Your answer should consist of all lines in the listing that hold the word "green".

:::

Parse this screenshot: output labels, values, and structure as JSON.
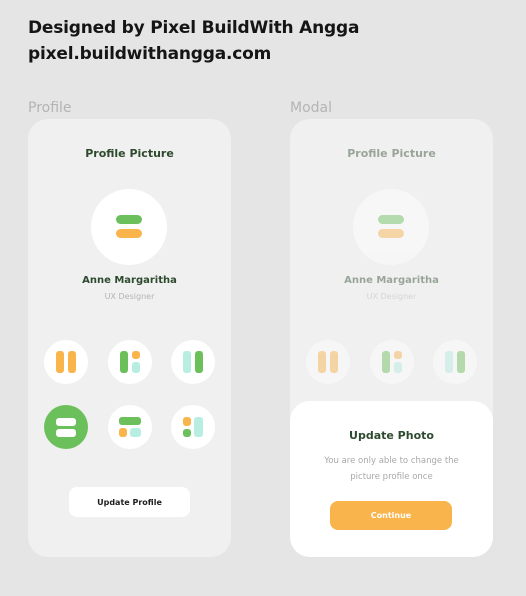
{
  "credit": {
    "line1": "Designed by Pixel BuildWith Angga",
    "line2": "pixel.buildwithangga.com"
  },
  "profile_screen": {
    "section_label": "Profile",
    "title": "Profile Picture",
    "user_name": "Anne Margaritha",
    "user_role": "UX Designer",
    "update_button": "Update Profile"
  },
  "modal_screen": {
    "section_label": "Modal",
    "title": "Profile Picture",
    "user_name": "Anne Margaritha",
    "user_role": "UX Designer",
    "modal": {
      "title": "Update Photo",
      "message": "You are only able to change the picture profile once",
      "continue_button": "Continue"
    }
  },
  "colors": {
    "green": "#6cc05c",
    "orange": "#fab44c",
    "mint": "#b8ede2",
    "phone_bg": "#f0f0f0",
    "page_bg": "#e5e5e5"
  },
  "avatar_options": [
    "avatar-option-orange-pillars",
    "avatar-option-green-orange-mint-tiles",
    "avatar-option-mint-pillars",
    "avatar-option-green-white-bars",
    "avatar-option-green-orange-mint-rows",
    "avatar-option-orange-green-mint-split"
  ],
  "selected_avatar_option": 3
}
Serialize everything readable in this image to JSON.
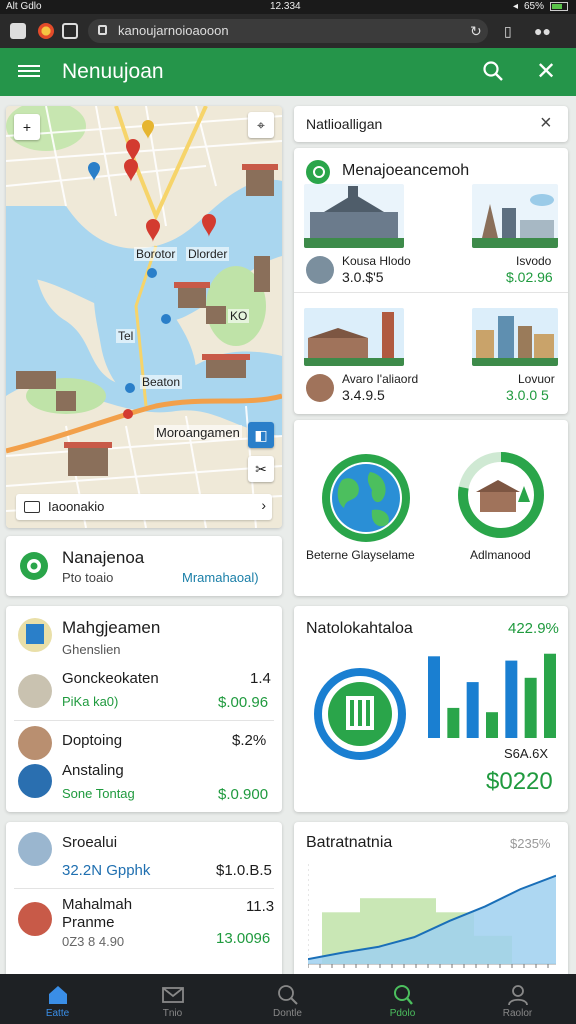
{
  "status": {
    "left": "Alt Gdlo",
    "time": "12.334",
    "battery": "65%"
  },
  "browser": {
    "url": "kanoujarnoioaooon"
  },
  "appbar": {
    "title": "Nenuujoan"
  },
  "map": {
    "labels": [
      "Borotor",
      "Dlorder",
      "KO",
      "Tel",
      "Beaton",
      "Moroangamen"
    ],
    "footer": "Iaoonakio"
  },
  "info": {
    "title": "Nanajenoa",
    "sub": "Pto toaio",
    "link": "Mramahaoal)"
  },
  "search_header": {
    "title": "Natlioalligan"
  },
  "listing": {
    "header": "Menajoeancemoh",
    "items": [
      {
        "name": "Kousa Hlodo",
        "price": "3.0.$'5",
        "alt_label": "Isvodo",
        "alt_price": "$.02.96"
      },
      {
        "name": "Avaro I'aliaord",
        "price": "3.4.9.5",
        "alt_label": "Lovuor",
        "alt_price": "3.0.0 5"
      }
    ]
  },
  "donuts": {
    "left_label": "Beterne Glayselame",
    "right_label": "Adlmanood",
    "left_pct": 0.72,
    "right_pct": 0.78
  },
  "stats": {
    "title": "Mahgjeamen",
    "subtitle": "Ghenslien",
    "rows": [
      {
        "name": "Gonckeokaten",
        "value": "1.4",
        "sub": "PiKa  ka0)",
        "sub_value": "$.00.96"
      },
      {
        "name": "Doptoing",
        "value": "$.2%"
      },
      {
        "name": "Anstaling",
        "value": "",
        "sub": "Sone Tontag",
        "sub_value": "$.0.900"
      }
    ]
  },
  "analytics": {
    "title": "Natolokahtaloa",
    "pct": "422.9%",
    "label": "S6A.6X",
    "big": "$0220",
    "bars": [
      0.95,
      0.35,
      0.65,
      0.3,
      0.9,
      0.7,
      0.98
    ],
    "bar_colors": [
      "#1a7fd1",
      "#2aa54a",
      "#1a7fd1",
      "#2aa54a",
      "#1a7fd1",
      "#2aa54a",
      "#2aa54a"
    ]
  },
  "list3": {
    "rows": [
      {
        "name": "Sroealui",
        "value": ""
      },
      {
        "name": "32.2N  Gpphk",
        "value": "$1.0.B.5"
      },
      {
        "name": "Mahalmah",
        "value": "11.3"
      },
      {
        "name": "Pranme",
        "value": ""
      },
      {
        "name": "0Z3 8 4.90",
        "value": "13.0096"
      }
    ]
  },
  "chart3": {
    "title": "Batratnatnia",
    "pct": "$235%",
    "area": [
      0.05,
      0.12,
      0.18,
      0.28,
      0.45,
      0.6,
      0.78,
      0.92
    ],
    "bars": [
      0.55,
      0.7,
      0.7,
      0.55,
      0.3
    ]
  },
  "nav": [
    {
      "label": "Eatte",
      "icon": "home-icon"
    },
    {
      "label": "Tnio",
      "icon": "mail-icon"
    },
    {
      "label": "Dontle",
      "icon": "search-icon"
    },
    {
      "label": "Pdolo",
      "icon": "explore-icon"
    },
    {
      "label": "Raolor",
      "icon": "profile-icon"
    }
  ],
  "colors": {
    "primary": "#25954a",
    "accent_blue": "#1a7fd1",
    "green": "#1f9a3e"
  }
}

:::

> _RESULT FOR THIS TASK_:
    "green": "#6cc05c",
    "avatar-option-green-orange-mint-tiles",
    "avatar-option-green-white-bars",
    "avatar-option-green-orange-mint-rows",
    "avatar-option-orange-green-mint-split"
    "green": "#1f9a3e"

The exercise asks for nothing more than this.